What Is Medical Grade Silicone
Medical-grade silicones have undergone biocompatibility testing and are suitable for use in medical applications. The Center for Devices and Radiological Health (CDRH) of the Food and Drug Administration (FDA) oversees the regulation of implants in the US. Other than specific dental materials, it does not control any other materials.
A class of goods known as medical-grade silicone has undergone extensive testing in clinical settings and is intended to interact safely with the human body. Medical silicone is difficult to identify and categorize due to its diverse applications. But it must first satisfy strict FDA requirements before being used in a medical setting. Medical silicone may be created for short-term or long-term use since it is reliable and secure. Medical-grade silicone is included in a variety of products, including tubes, dental retainers, implants, respiratory masks, and gel sheets for scar healing.
The Use Of Medical Grade Silicone Rubber
About Medical Grade Silicone Two Things
Many businesses refer to "medical grade silicone." One of two things can be inferred from this:
- Medical-long-term implantable material: This technical phrase refers to a substance that may be used in an implanted device and remain in the body. It is typically too costly for food-grade uses due to its purity.

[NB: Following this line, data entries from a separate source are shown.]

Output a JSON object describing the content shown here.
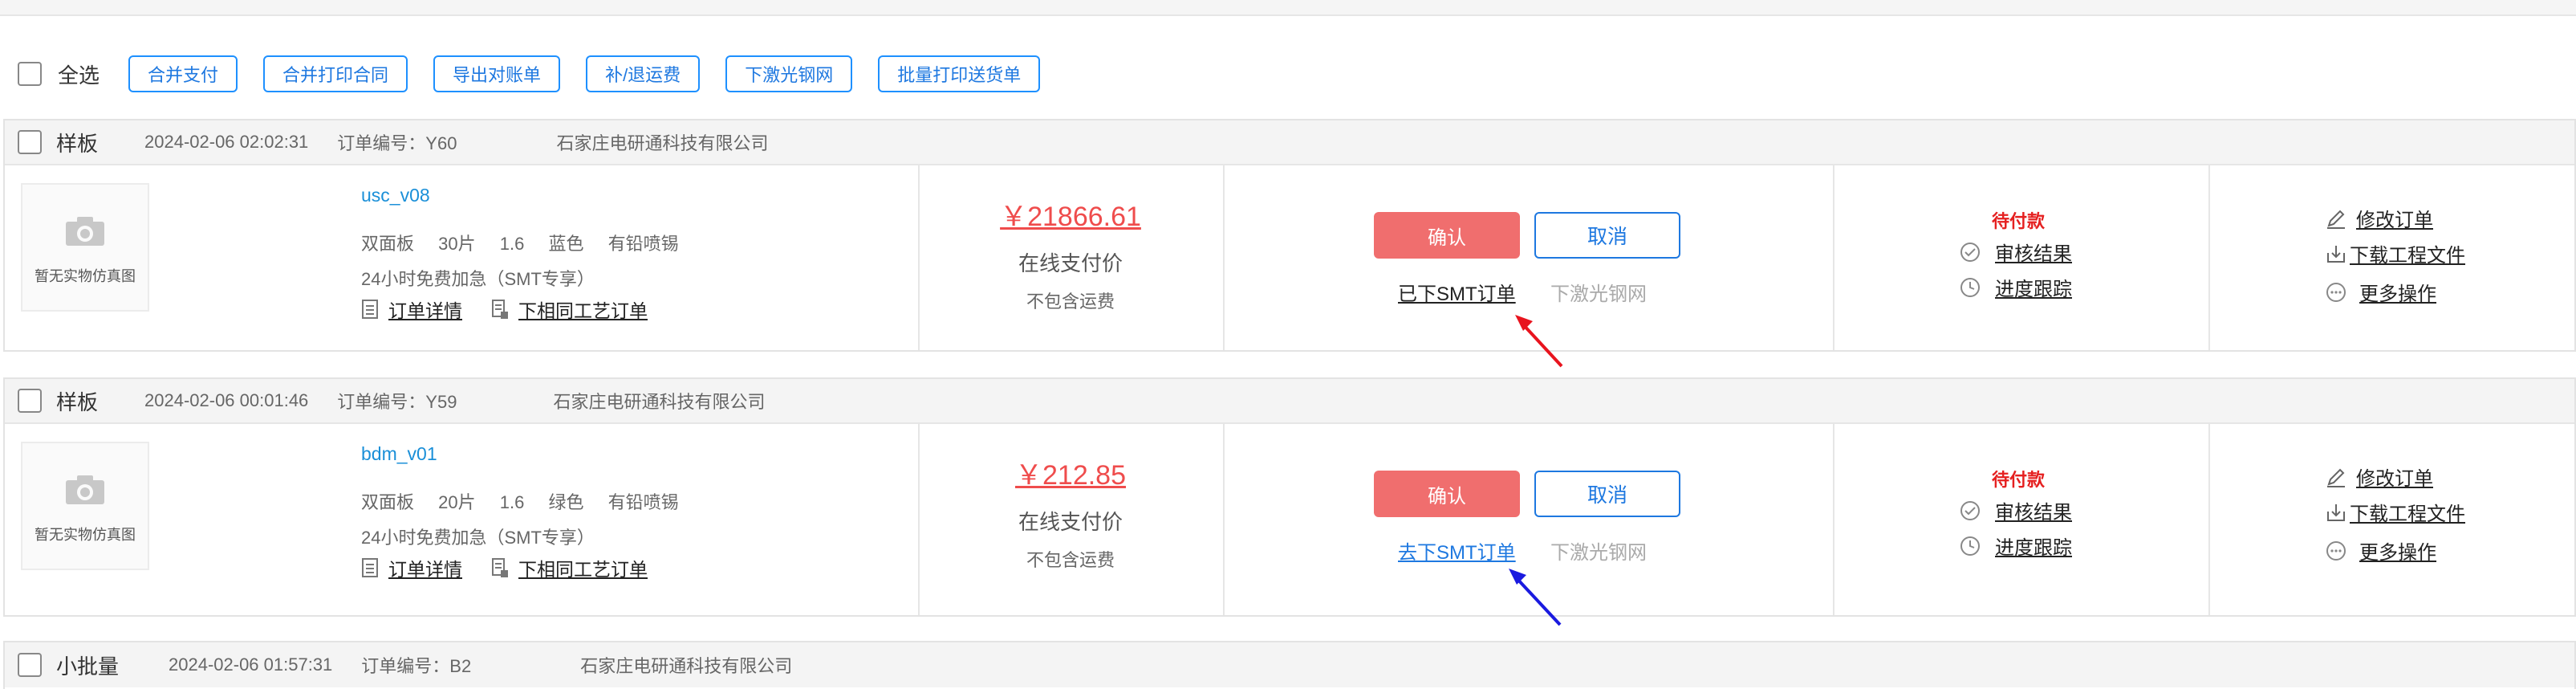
{
  "toolbar": {
    "select_all": "全选",
    "buttons": [
      "合并支付",
      "合并打印合同",
      "导出对账单",
      "补/退运费",
      "下激光钢网",
      "批量打印送货单"
    ]
  },
  "orders": [
    {
      "type": "样板",
      "datetime": "2024-02-06 02:02:31",
      "order_no": "订单编号：Y60",
      "company": "石家庄电研通科技有限公司",
      "thumb_text": "暂无实物仿真图",
      "product_name": "usc_v08",
      "spec": [
        "双面板",
        "30片",
        "1.6",
        "蓝色",
        "有铅喷锡"
      ],
      "rush": "24小时免费加急（SMT专享）",
      "detail_link": "订单详情",
      "same_process_link": "下相同工艺订单",
      "price": "￥21866.61",
      "pay_label": "在线支付价",
      "freight_note": "不包含运费",
      "confirm": "确认",
      "cancel": "取消",
      "smt_link": "已下SMT订单",
      "laser_link": "下激光钢网",
      "status": "待付款",
      "review": "审核结果",
      "progress": "进度跟踪",
      "ops": [
        "修改订单",
        "下载工程文件",
        "更多操作"
      ]
    },
    {
      "type": "样板",
      "datetime": "2024-02-06 00:01:46",
      "order_no": "订单编号：Y59",
      "company": "石家庄电研通科技有限公司",
      "thumb_text": "暂无实物仿真图",
      "product_name": "bdm_v01",
      "spec": [
        "双面板",
        "20片",
        "1.6",
        "绿色",
        "有铅喷锡"
      ],
      "rush": "24小时免费加急（SMT专享）",
      "detail_link": "订单详情",
      "same_process_link": "下相同工艺订单",
      "price": "￥212.85",
      "pay_label": "在线支付价",
      "freight_note": "不包含运费",
      "confirm": "确认",
      "cancel": "取消",
      "smt_link": "去下SMT订单",
      "laser_link": "下激光钢网",
      "status": "待付款",
      "review": "审核结果",
      "progress": "进度跟踪",
      "ops": [
        "修改订单",
        "下载工程文件",
        "更多操作"
      ]
    },
    {
      "type": "小批量",
      "datetime": "2024-02-06 01:57:31",
      "order_no": "订单编号：B2",
      "company": "石家庄电研通科技有限公司"
    }
  ],
  "annotations": [
    {
      "color": "#e8141e",
      "target": "已下SMT订单"
    },
    {
      "color": "#1a1adf",
      "target": "去下SMT订单"
    }
  ],
  "colors": {
    "accent_blue": "#1e78e0",
    "price_red": "#ef4c4c",
    "confirm_bg": "#f06e6e",
    "status_red": "#e52020",
    "link_blue": "#1a8fd8"
  }
}
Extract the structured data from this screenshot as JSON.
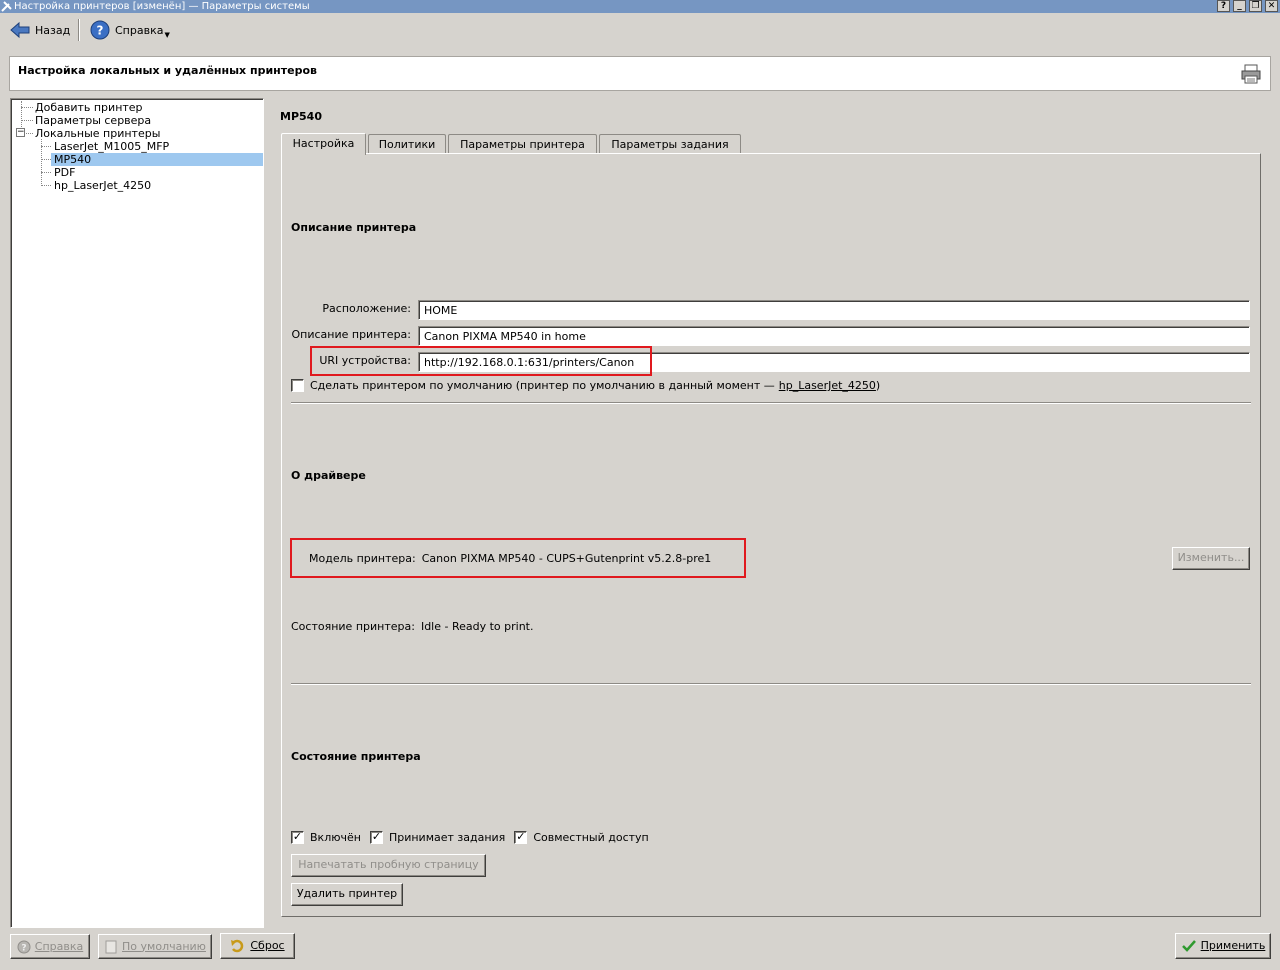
{
  "window": {
    "title": "Настройка принтеров [изменён] — Параметры системы",
    "controls": [
      "?",
      "_",
      "❐",
      "✕"
    ]
  },
  "toolbar": {
    "back_label": "Назад",
    "help_label": "Справка"
  },
  "header": {
    "title": "Настройка локальных и удалённых принтеров"
  },
  "tree": {
    "items": [
      {
        "label": "Добавить принтер"
      },
      {
        "label": "Параметры сервера"
      },
      {
        "label": "Локальные принтеры"
      },
      {
        "label": "LaserJet_M1005_MFP"
      },
      {
        "label": "MP540"
      },
      {
        "label": "PDF"
      },
      {
        "label": "hp_LaserJet_4250"
      }
    ],
    "expander_symbol": "−"
  },
  "printer": {
    "name": "MP540"
  },
  "tabs": [
    {
      "label": "Настройка"
    },
    {
      "label": "Политики"
    },
    {
      "label": "Параметры принтера"
    },
    {
      "label": "Параметры задания"
    }
  ],
  "description": {
    "section_title": "Описание принтера",
    "location_label": "Расположение:",
    "location_value": "HOME",
    "desc_label": "Описание принтера:",
    "desc_value": "Canon PIXMA MP540 in home",
    "uri_label": "URI устройства:",
    "uri_value": "http://192.168.0.1:631/printers/Canon",
    "default_checkbox_text": "Сделать принтером по умолчанию (принтер по умолчанию в данный момент —",
    "default_printer_link": "hp_LaserJet_4250",
    "default_close_paren": ")",
    "default_checked": false
  },
  "driver": {
    "section_title": "О драйвере",
    "model_label": "Модель принтера:",
    "model_value": "Canon PIXMA MP540 - CUPS+Gutenprint v5.2.8-pre1",
    "change_button": "Изменить...",
    "status_label": "Состояние принтера:",
    "status_value": "Idle - Ready to print."
  },
  "state": {
    "section_title": "Состояние принтера",
    "enabled_label": "Включён",
    "enabled_checked": true,
    "accepts_label": "Принимает задания",
    "accepts_checked": true,
    "shared_label": "Совместный доступ",
    "shared_checked": true,
    "test_page_button": "Напечатать пробную страницу",
    "delete_button": "Удалить принтер"
  },
  "footer": {
    "help_button": "Справка",
    "defaults_button": "По умолчанию",
    "reset_button": "Сброс",
    "apply_button": "Применить"
  },
  "colors": {
    "titlebar": "#7696c2",
    "selection": "#9ec8ef",
    "highlight_box": "#e0191e"
  }
}
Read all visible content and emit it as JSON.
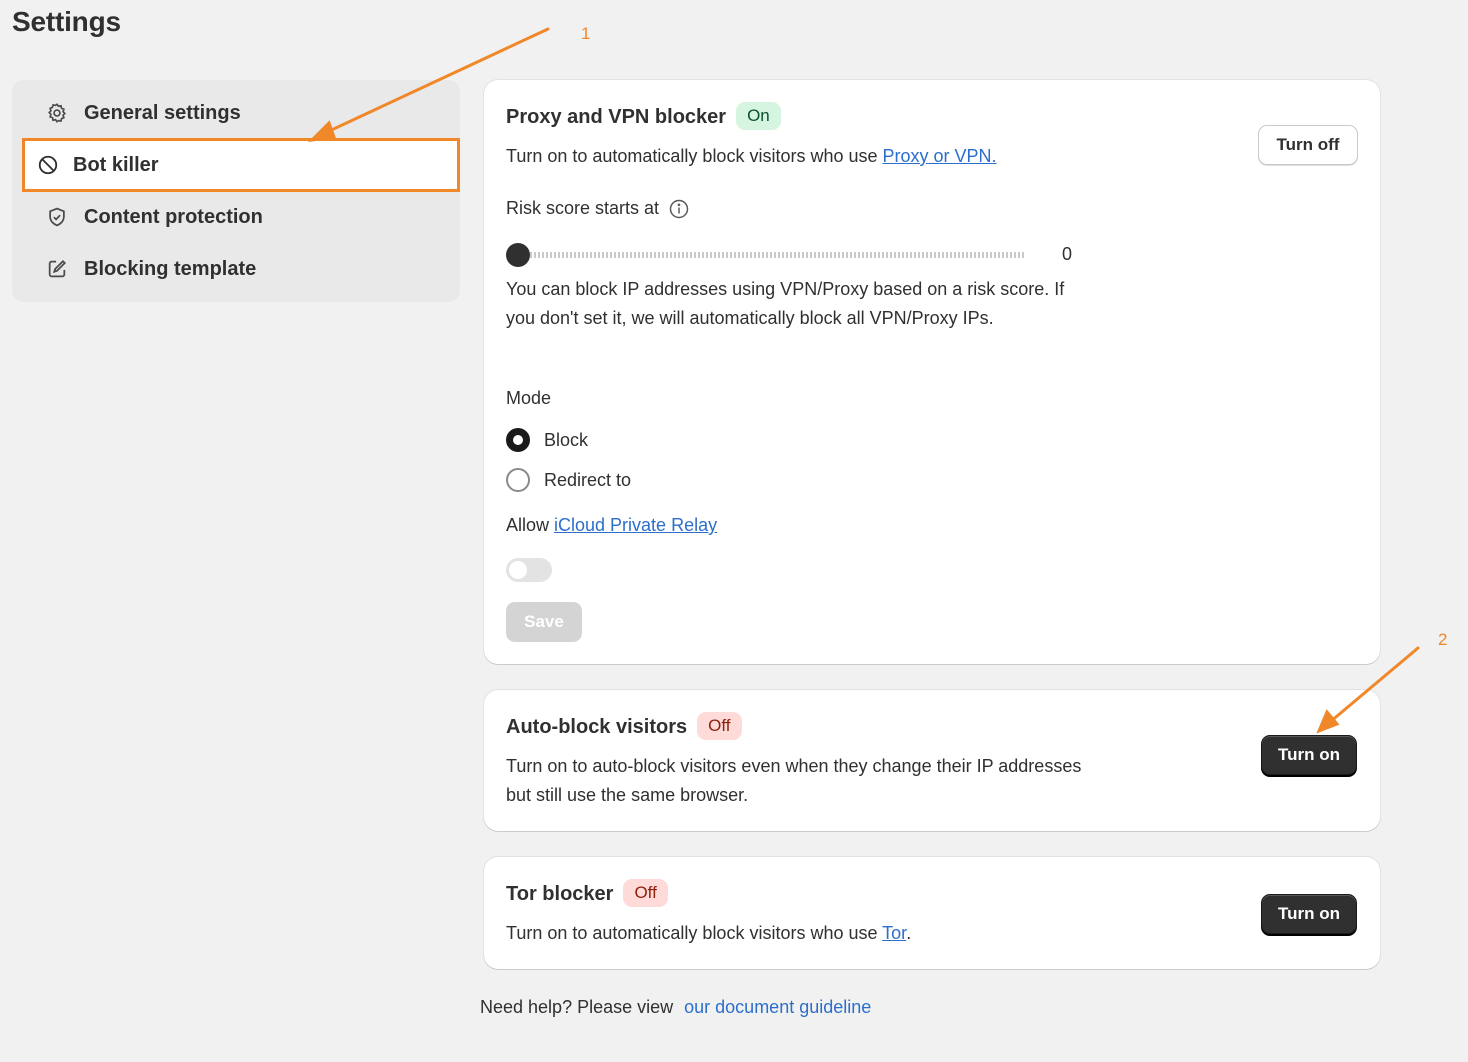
{
  "page": {
    "title": "Settings"
  },
  "sidebar": {
    "items": [
      {
        "label": "General settings",
        "icon": "gear-icon"
      },
      {
        "label": "Bot killer",
        "icon": "block-icon",
        "active": true
      },
      {
        "label": "Content protection",
        "icon": "shield-check-icon"
      },
      {
        "label": "Blocking template",
        "icon": "edit-icon"
      }
    ]
  },
  "proxy_card": {
    "title": "Proxy and VPN blocker",
    "status": "On",
    "button": "Turn off",
    "desc_prefix": "Turn on to automatically block visitors who use ",
    "desc_link": "Proxy or VPN.",
    "risk_label": "Risk score starts at",
    "risk_value": "0",
    "risk_help": "You can block IP addresses using VPN/Proxy based on a risk score. If you don't set it, we will automatically block all VPN/Proxy IPs.",
    "mode_label": "Mode",
    "mode_options": [
      "Block",
      "Redirect to"
    ],
    "mode_selected": "Block",
    "allow_prefix": "Allow ",
    "allow_link": "iCloud Private Relay",
    "allow_enabled": false,
    "save_label": "Save"
  },
  "autoblock_card": {
    "title": "Auto-block visitors",
    "status": "Off",
    "button": "Turn on",
    "desc": "Turn on to auto-block visitors even when they change their IP addresses but still use the same browser."
  },
  "tor_card": {
    "title": "Tor blocker",
    "status": "Off",
    "button": "Turn on",
    "desc_prefix": "Turn on to automatically block visitors who use ",
    "desc_link": "Tor",
    "desc_suffix": "."
  },
  "help": {
    "text": "Need help? Please view",
    "link": "our document guideline"
  },
  "annotations": {
    "label_1": "1",
    "label_2": "2",
    "color": "#f0882a"
  }
}
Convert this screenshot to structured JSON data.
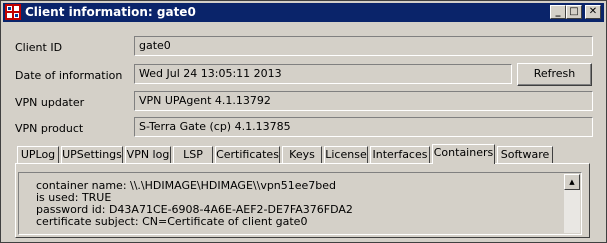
{
  "window": {
    "title": "Client information: gate0",
    "controls": {
      "minimize": "_",
      "maximize": "□",
      "close": "✕"
    }
  },
  "fields": {
    "client_id": {
      "label": "Client ID",
      "value": "gate0"
    },
    "date": {
      "label": "Date of information",
      "value": "Wed Jul 24 13:05:11 2013"
    },
    "vpn_updater": {
      "label": "VPN updater",
      "value": "VPN UPAgent 4.1.13792"
    },
    "vpn_product": {
      "label": "VPN product",
      "value": "S-Terra Gate (cp) 4.1.13785"
    }
  },
  "refresh_label": "Refresh",
  "tabs": [
    "UPLog",
    "UPSettings",
    "VPN log",
    "LSP",
    "Certificates",
    "Keys",
    "License",
    "Interfaces",
    "Containers",
    "Software"
  ],
  "active_tab": "Containers",
  "content_lines": [
    "container name: \\\\.\\HDIMAGE\\HDIMAGE\\\\vpn51ee7bed",
    "is used: TRUE",
    "password id: D43A71CE-6908-4A6E-AEF2-DE7FA376FDA2",
    "certificate subject: CN=Certificate of client gate0"
  ]
}
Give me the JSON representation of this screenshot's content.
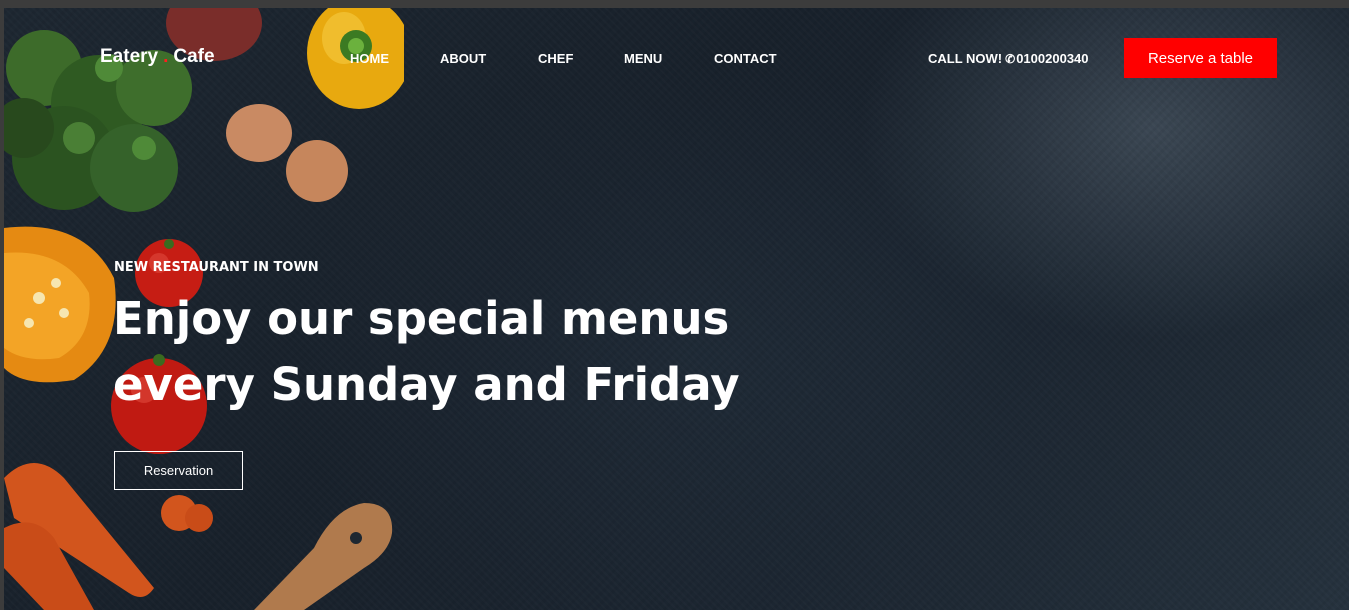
{
  "brand": {
    "name_first": "Eatery",
    "separator": ".",
    "name_second": "Cafe",
    "accent_color": "#ff0000"
  },
  "nav": {
    "items": [
      "HOME",
      "ABOUT",
      "CHEF",
      "MENU",
      "CONTACT"
    ]
  },
  "header_cta": {
    "call_label": "CALL NOW!",
    "phone_icon": "phone-icon",
    "phone_number": "0100200340",
    "reserve_label": "Reserve a table"
  },
  "hero": {
    "eyebrow": "NEW RESTAURANT IN TOWN",
    "headline": "Enjoy our special menus every Sunday and Friday",
    "button_label": "Reservation"
  }
}
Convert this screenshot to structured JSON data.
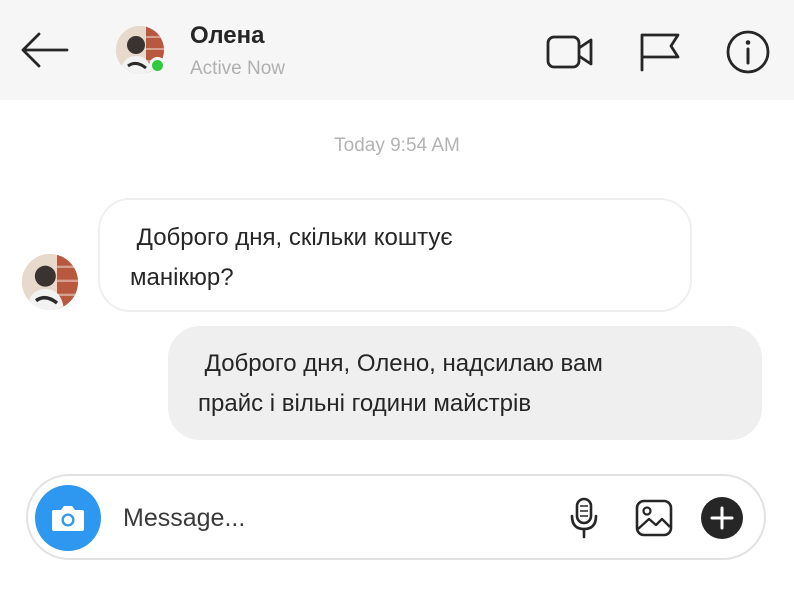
{
  "header": {
    "contact_name": "Олена",
    "status": "Active Now",
    "status_color": "#31c93f",
    "icons": [
      "back-arrow-icon",
      "video-call-icon",
      "report-flag-icon",
      "info-icon"
    ]
  },
  "conversation": {
    "timestamp": "Today 9:54 AM",
    "messages": [
      {
        "direction": "incoming",
        "text": " Доброго дня, скільки коштує\nманікюр?"
      },
      {
        "direction": "outgoing",
        "text": " Доброго дня, Олено, надсилаю вам\nпрайс і вільні години майстрів"
      }
    ]
  },
  "composer": {
    "placeholder": "Message...",
    "value": "",
    "accent_color": "#2e97f0",
    "icons": [
      "camera-icon",
      "microphone-icon",
      "gallery-icon",
      "plus-icon"
    ]
  }
}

- Medical-grade silicone, also known as class VI silicone or medical-healthcare grade silicone, is the material we prefer for a variety of items, such as menstruation cups, infant bottle nipples, scuba mouthpieces, water pipes, and food and skin contact devices.
Medical-long term implantable and medical-healthcare grade, Class VI, are both regarded as safe for food contact. Both grades are typically referred to as liquid silicone rubber (LSR), which is used in injection molding to produce precise, uniform products.
3 Types Of Silicone Rubber Available
We are aware of how crucial performance and processability are when creating premium materials for the healthcare industry. The medical grade silicones from the lgdsilicone line have exceptional mechanical qualities that make them perfect for the production of high-end medical components and equipment.
- General-purpose liquid silicone rubber (LSR), biomedical liquid silicone rubber (LSR) used in long-term implant applications, and LSR for improved liquid injection molding
- High consistency rubber (HCR) is used for long-term implant applications as well as general-purpose HCRs for extrusion and molding.
- Room Temperature Vulcanizing (RTV) biocompatible, low viscosity silicones curing at room temperature into soft and durable elastomers
Benefit Of Medical Grade Silicone
- Medical grade silicone FDA biocompatibility
- Medical grade silicone is safe/sterile alternative to latex
- Medical-grade silicone Gas permeability
- Medical grade silicone High elongation
- Medical grade silicone Ability to function in extreme temperatures
- Silicone of a medical grade Low compression set at a variety of temperatures
What's the difference between medical grade silicone and regular silicone?
The curing procedure employed is the primary distinction between silicone that isn't medical grade and silicone that is. The peroxide cure system, also known as a free radical cure system or a high temperature vulcanizing (HTV) system, is used by traditional silicone.
Is medical grade silicone safe for skin?
Most people can safely use silicone. According to the Cosmetic Ingredient Review Expert Panel, silicone is safe to use in skin care products including moisturizers and patches.
What is the difference between food grade and medical grade silicone?
Food grade silicone is safe to use for food storage and cooking, as its names would imply. A step above from that is medical grade, which can be utilized in applications that come in contact with human tissue or touch human skin.
Can medical grade silicone grow bacteria?
Despite being biocompatible and biostable, silicone is susceptible to bacterial colonization.
Can medical grade silicone melt?
One of silicon's key characteristics is its ability to operate in situations with temperatures ranging from -60°C (-76°F) to 230°C (446°F). While most polymers start to melt at high temperatures, silicon has no melting point and only becomes solid when it burns.
What is medical grade silicone for scars?
Products for silicone scar therapy are made from medical-grade silicones. These silicones have passed certain tests to determine their biocompatibility (ability to be used in the body safely) and have been approved for use in medical applications.